Exercise details:
An exact copy of the entries below is required, with all pictures removed.

[Start of section]

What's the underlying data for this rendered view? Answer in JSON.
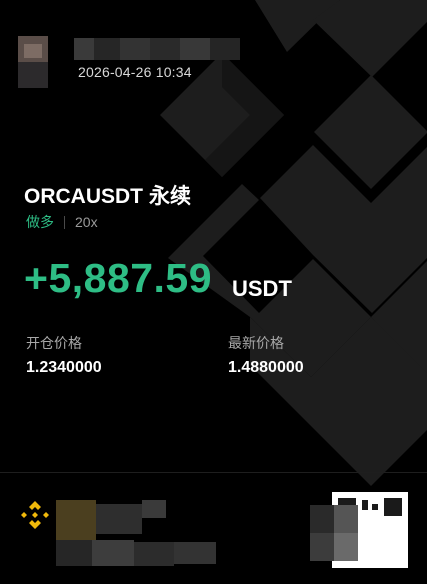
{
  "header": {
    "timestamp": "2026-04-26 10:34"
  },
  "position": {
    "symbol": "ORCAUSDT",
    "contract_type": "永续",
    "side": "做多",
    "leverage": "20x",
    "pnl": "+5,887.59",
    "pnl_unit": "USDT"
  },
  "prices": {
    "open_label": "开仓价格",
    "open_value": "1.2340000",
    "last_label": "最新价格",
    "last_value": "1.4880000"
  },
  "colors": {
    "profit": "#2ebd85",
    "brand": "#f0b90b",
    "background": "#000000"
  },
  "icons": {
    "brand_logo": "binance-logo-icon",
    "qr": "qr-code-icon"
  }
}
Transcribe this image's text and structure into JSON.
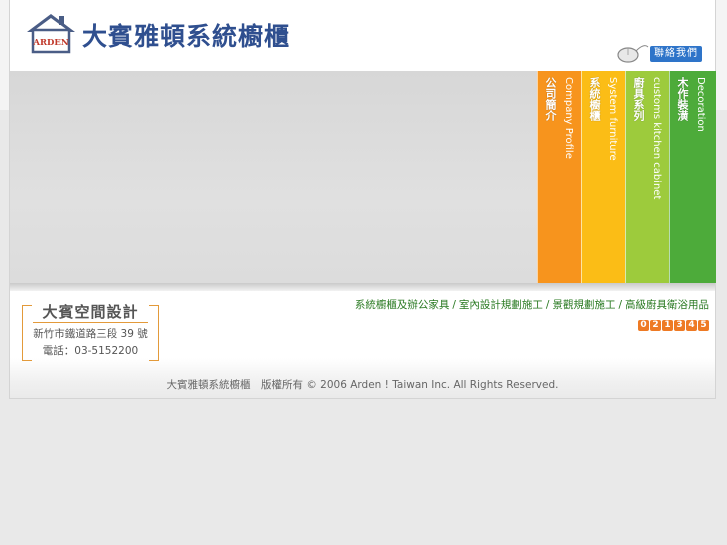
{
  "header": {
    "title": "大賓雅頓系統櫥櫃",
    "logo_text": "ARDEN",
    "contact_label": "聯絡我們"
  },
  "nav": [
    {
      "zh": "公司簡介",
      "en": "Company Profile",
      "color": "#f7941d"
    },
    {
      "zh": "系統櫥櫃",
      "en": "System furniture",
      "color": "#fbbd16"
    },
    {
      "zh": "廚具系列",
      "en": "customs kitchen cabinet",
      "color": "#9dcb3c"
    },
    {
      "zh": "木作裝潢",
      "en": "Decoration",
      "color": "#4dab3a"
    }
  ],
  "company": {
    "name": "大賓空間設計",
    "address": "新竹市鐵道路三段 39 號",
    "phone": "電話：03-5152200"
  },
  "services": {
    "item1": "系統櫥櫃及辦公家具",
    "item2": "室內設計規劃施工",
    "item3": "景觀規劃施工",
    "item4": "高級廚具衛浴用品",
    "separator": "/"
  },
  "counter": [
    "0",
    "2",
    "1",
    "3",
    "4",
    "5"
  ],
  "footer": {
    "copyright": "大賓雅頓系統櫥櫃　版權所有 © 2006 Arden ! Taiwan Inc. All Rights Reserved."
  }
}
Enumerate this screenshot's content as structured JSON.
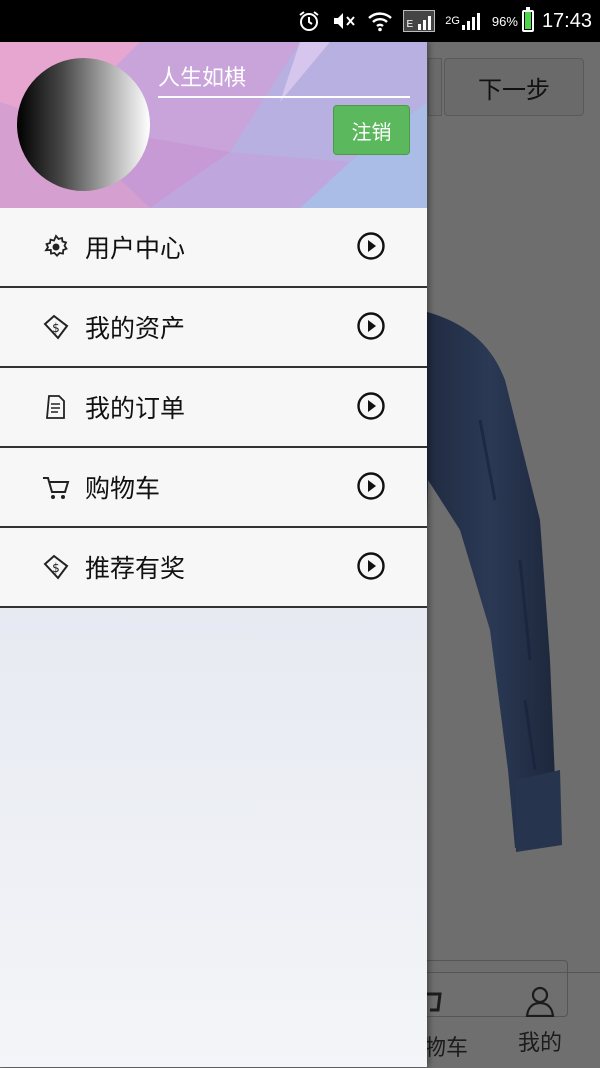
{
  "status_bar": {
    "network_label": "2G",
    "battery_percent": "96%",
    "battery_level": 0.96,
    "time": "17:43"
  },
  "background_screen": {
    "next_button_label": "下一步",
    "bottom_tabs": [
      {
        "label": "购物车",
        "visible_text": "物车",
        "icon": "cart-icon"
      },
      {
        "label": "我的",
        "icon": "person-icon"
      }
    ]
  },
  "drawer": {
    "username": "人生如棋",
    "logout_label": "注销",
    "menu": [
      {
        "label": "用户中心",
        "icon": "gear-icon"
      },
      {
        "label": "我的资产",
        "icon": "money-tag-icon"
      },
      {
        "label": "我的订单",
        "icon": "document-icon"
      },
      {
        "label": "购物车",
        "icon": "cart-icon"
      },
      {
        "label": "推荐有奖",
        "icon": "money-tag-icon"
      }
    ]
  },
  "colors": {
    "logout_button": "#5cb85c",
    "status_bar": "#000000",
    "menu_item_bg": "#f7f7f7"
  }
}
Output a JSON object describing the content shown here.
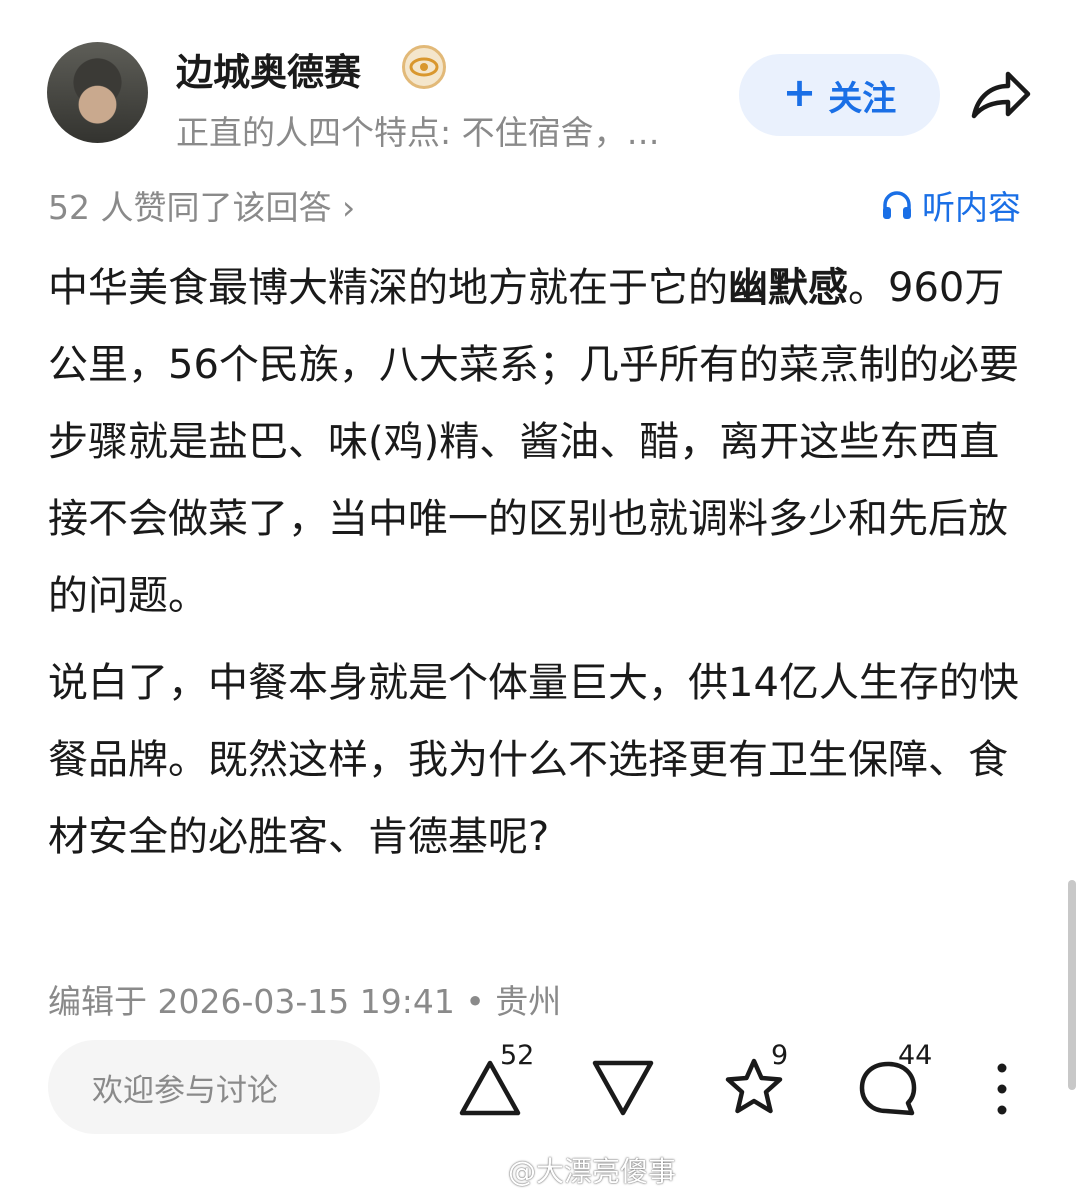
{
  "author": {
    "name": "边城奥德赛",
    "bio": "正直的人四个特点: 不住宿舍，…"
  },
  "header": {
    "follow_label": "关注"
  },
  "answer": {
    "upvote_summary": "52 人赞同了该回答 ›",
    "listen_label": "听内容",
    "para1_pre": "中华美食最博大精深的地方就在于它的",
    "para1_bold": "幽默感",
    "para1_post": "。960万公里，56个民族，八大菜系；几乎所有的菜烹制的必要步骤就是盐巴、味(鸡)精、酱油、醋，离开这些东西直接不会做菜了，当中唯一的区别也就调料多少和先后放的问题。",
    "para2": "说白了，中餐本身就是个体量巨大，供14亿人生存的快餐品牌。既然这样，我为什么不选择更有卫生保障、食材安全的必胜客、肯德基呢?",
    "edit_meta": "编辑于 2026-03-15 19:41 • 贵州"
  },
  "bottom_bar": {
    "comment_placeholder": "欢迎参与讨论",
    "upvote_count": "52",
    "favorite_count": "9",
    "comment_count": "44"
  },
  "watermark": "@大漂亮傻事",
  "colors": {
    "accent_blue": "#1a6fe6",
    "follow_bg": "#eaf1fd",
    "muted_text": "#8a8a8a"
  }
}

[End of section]

Answer section:
What's the underlying data for this rendered view? Answer in JSON.
{
  "header": {
    "timestamp": "2026-04-26 10:34"
  },
  "position": {
    "symbol": "ORCAUSDT",
    "contract_type": "永续",
    "side": "做多",
    "leverage": "20x",
    "pnl": "+5,887.59",
    "pnl_unit": "USDT"
  },
  "prices": {
    "open_label": "开仓价格",
    "open_value": "1.2340000",
    "last_label": "最新价格",
    "last_value": "1.4880000"
  },
  "colors": {
    "profit": "#2ebd85",
    "brand": "#f0b90b",
    "background": "#000000"
  },
  "icons": {
    "brand_logo": "binance-logo-icon",
    "qr": "qr-code-icon"
  }
}
Transcribe this image's text and structure into JSON.
{
  "header": {
    "title": "大賓雅頓系統櫥櫃",
    "logo_text": "ARDEN",
    "contact_label": "聯絡我們"
  },
  "nav": [
    {
      "zh": "公司簡介",
      "en": "Company Profile",
      "color": "#f7941d"
    },
    {
      "zh": "系統櫥櫃",
      "en": "System furniture",
      "color": "#fbbd16"
    },
    {
      "zh": "廚具系列",
      "en": "customs kitchen cabinet",
      "color": "#9dcb3c"
    },
    {
      "zh": "木作裝潢",
      "en": "Decoration",
      "color": "#4dab3a"
    }
  ],
  "company": {
    "name": "大賓空間設計",
    "address": "新竹市鐵道路三段 39 號",
    "phone": "電話：03-5152200"
  },
  "services": {
    "item1": "系統櫥櫃及辦公家具",
    "item2": "室內設計規劃施工",
    "item3": "景觀規劃施工",
    "item4": "高級廚具衛浴用品",
    "separator": "/"
  },
  "counter": [
    "0",
    "2",
    "1",
    "3",
    "4",
    "5"
  ],
  "footer": {
    "copyright": "大賓雅頓系統櫥櫃　版權所有 © 2006 Arden ! Taiwan Inc. All Rights Reserved."
  }
}
Enumerate this screenshot's content as structured JSON.
{
  "status_bar": {
    "network_label": "2G",
    "battery_percent": "96%",
    "battery_level": 0.96,
    "time": "17:43"
  },
  "background_screen": {
    "next_button_label": "下一步",
    "bottom_tabs": [
      {
        "label": "购物车",
        "visible_text": "物车",
        "icon": "cart-icon"
      },
      {
        "label": "我的",
        "icon": "person-icon"
      }
    ]
  },
  "drawer": {
    "username": "人生如棋",
    "logout_label": "注销",
    "menu": [
      {
        "label": "用户中心",
        "icon": "gear-icon"
      },
      {
        "label": "我的资产",
        "icon": "money-tag-icon"
      },
      {
        "label": "我的订单",
        "icon": "document-icon"
      },
      {
        "label": "购物车",
        "icon": "cart-icon"
      },
      {
        "label": "推荐有奖",
        "icon": "money-tag-icon"
      }
    ]
  },
  "colors": {
    "logout_button": "#5cb85c",
    "status_bar": "#000000",
    "menu_item_bg": "#f7f7f7"
  }
}
Output a JSON object describing the content shown here.
{
  "author": {
    "name": "边城奥德赛",
    "bio": "正直的人四个特点: 不住宿舍，…"
  },
  "header": {
    "follow_label": "关注"
  },
  "answer": {
    "upvote_summary": "52 人赞同了该回答 ›",
    "listen_label": "听内容",
    "para1_pre": "中华美食最博大精深的地方就在于它的",
    "para1_bold": "幽默感",
    "para1_post": "。960万公里，56个民族，八大菜系；几乎所有的菜烹制的必要步骤就是盐巴、味(鸡)精、酱油、醋，离开这些东西直接不会做菜了，当中唯一的区别也就调料多少和先后放的问题。",
    "para2": "说白了，中餐本身就是个体量巨大，供14亿人生存的快餐品牌。既然这样，我为什么不选择更有卫生保障、食材安全的必胜客、肯德基呢?",
    "edit_meta": "编辑于 2026-03-15 19:41 • 贵州"
  },
  "bottom_bar": {
    "comment_placeholder": "欢迎参与讨论",
    "upvote_count": "52",
    "favorite_count": "9",
    "comment_count": "44"
  },
  "watermark": "@大漂亮傻事",
  "colors": {
    "accent_blue": "#1a6fe6",
    "follow_bg": "#eaf1fd",
    "muted_text": "#8a8a8a"
  }
}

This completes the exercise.